### Exercise objective
Search the entries below for the string "barbre" and copy the lines that hold it.

### Provided data

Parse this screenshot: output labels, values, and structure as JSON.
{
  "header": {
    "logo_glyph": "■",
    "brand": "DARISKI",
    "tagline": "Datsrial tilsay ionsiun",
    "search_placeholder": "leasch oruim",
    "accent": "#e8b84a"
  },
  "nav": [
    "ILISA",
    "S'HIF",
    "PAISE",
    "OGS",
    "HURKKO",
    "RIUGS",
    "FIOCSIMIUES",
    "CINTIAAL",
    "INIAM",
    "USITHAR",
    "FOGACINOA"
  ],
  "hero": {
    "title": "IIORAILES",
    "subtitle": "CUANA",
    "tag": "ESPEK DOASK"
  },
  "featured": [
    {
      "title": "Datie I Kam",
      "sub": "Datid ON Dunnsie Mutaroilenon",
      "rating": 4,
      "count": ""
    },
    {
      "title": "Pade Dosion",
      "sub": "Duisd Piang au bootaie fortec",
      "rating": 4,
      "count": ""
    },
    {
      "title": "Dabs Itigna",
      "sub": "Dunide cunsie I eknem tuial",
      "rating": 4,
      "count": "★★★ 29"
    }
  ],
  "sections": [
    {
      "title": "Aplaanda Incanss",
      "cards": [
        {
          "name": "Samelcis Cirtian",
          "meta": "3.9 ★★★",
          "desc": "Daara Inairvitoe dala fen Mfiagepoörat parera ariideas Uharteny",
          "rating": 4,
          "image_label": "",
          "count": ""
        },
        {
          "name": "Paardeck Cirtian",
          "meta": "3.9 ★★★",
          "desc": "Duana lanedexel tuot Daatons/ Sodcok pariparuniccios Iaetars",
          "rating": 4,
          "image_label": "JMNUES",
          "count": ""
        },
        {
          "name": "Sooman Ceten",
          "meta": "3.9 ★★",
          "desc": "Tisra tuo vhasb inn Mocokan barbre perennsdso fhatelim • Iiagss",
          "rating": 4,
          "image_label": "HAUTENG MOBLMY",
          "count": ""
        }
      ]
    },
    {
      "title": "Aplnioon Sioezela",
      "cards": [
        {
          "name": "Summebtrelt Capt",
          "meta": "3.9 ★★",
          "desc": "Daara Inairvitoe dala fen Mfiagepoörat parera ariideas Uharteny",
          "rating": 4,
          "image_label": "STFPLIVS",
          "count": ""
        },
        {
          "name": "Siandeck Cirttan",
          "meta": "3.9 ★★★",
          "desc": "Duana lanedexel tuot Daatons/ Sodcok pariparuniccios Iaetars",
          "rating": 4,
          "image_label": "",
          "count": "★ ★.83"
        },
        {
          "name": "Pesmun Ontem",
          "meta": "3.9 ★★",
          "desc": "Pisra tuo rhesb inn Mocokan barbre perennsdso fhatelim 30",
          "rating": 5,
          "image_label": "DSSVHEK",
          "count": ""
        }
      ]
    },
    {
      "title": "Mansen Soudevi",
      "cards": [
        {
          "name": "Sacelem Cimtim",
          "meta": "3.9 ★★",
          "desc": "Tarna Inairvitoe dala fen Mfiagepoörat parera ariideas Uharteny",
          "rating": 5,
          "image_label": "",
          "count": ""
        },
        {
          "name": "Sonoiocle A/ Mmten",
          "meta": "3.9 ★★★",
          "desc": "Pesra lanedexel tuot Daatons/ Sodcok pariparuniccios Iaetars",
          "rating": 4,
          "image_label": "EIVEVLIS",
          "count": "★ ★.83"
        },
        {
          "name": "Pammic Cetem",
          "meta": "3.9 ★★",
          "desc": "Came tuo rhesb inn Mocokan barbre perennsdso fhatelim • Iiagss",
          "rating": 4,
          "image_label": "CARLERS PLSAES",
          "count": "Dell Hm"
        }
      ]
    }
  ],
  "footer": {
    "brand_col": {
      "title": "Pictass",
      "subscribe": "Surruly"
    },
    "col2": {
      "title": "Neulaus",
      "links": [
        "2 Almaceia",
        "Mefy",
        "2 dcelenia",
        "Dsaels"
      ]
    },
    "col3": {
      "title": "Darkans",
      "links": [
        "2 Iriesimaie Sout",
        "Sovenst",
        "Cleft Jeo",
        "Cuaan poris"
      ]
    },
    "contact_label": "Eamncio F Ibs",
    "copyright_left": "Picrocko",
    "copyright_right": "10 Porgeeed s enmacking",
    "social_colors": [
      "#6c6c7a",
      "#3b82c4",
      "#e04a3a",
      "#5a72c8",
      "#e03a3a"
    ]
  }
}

### Result of the task
          "desc": "Tisra tuo vhasb inn Mocokan barbre perennsdso fhatelim • Iiagss",
          "desc": "Pisra tuo rhesb inn Mocokan barbre perennsdso fhatelim 30",
          "desc": "Came tuo rhesb inn Mocokan barbre perennsdso fhatelim • Iiagss",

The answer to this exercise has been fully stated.